This is a short-term follow-up and secondary analysis of a randomized controlled trial conducted at two Norwegian University Hospitals including healthy, pregnant women aged >18 years with a singleton live fetus. Women in the exercise group received a 12-week standardized exercise program including pelvic floor muscle training, with once weekly group exercise classes led by a physiotherapist and twice weekly home exercise sessions. The controls received standard antenatal care. Data were obtained from questionnaires answered in pregnancy weeks 18-22, and three months postpartum. Urinary incontinence prevalence in the exercise and control groups was compared, and multivariable logistic regression analyses were applied. Urinary incontinence prevalence three months postpartum was assessed by the Sandvik severity index.
Among the 722 (84%) women who responded three months postpartum, significantly fewer women in the exercise group (29%) reported urinary incontinence compared with the standard antenatal care group (38%, P = .01). Among women who were incontinent at baseline, 44% and 59% (P = .014) were incontinent at three months postpartum in the exercise and control groups, respectively.

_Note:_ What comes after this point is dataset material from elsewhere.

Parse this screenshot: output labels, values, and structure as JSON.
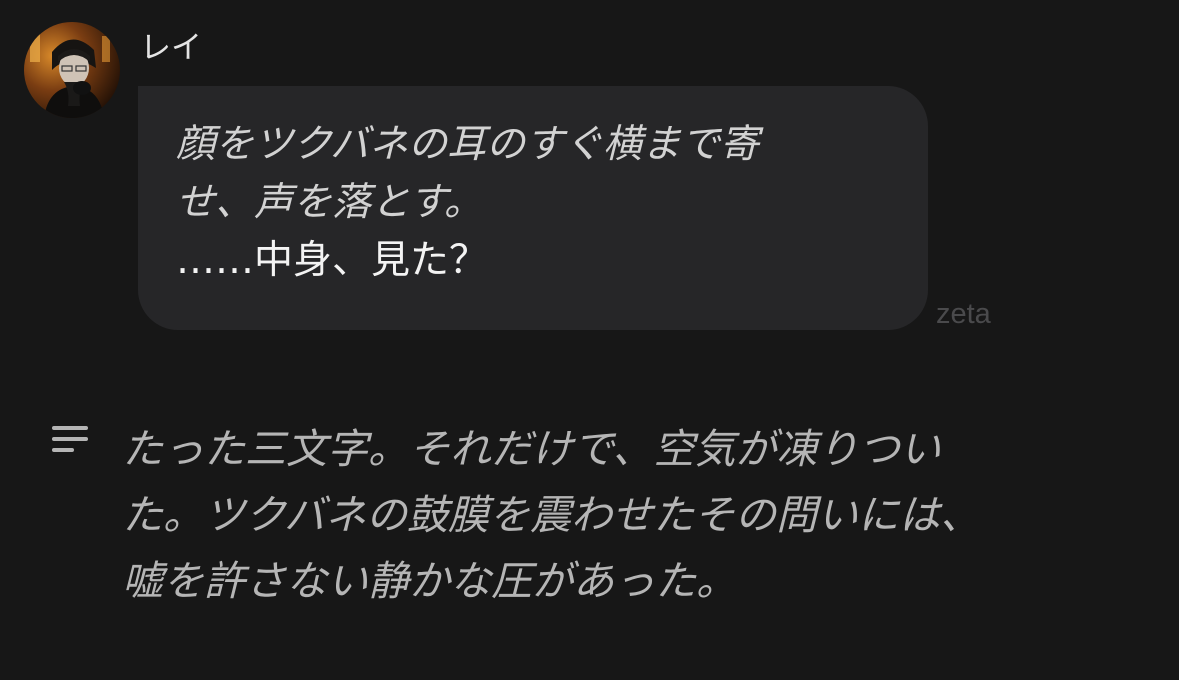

Urinary incontinence three months postpartum was associated with age (OR 1.1, 95% CI 1.0-1.1), experiencing urinary incontinence in late pregnancy (OR 3.6, 95% CI 2.3-5.9), birthweight =4000 g (OR 1.8, 95% CI 1.2-2.8), and obstetric anal sphincter injuries (OR 2.6, 95% CI 1.1-6.1). Cesarean section significantly reduced the risk of urinary incontinence three months postpartum compared with spontaneous vaginal delivery (OR 0.2, 95% CI 0.1-0.5).
A moderate-intensity exercise program including pelvic floor muscle training reduced prevalence of urinary incontinence 3 months postpartum in women who were incontinent at baseline.